The Australian Refrigeration Council (ARC) has published a new information pack, aimed at the mining sector, called Save time, money and the environment.
Contained within the pack, which has been sent to some 200 mines around Australia, are booklets and posters that explore and highlight common air conditioning issues in the mining industry.
These include the obligations of mine managers, the symptoms of refrigerant leaks and the subsequent problems that can be caused, and how to introduce and apply leak detection and preventative maintenance techniques.
Such advice, if employed correctly, can deliver myriad advantages – including protecting the environment from harmful refrigerant leaks, improving system efficiency and reducing downtime.
Regular inspections and preventative maintenance can also help avoid small issues from turning into major problems, saving money and time in the long run.
The proper functionality and regular maintenance of air conditioning systems in the mining industry also ensures a comfortable and safe environment for the equipment operator, which in turn delivers its own advantages.
ARC’s advice pack, which has been created with input from industry-related organisations and experts, also highlights the hazards of improper maintenance.
For example, the illegal practice of topping up refrigerant systems – which in itself indicates the system is leaking – can result in the inadvertent mixing of refrigerants. This can reduce the performance of the system and ultimately lead to a costly failure.

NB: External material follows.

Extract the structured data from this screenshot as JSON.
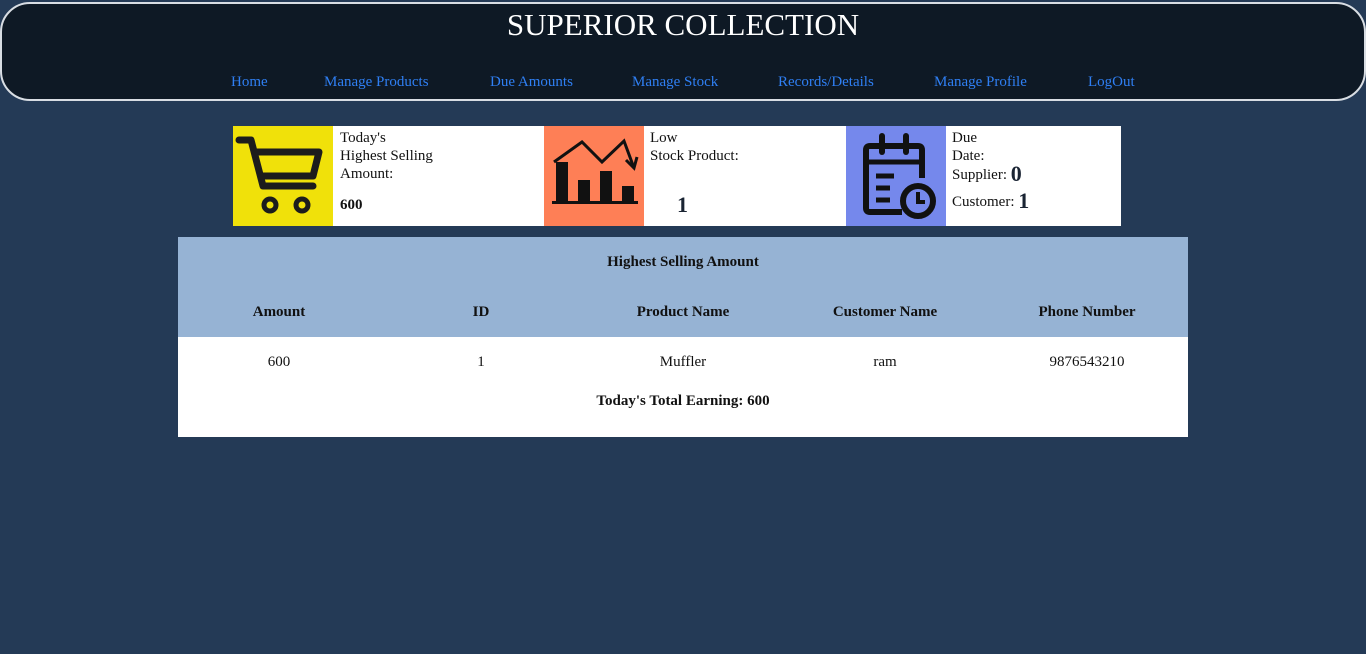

It can be dangerous, too; on 11 January 2021, the air conditioning system of a mining truck exploded, severely injuring its driver, because it had been charged with a refrigerant containing propane and isobutene instead of R134a.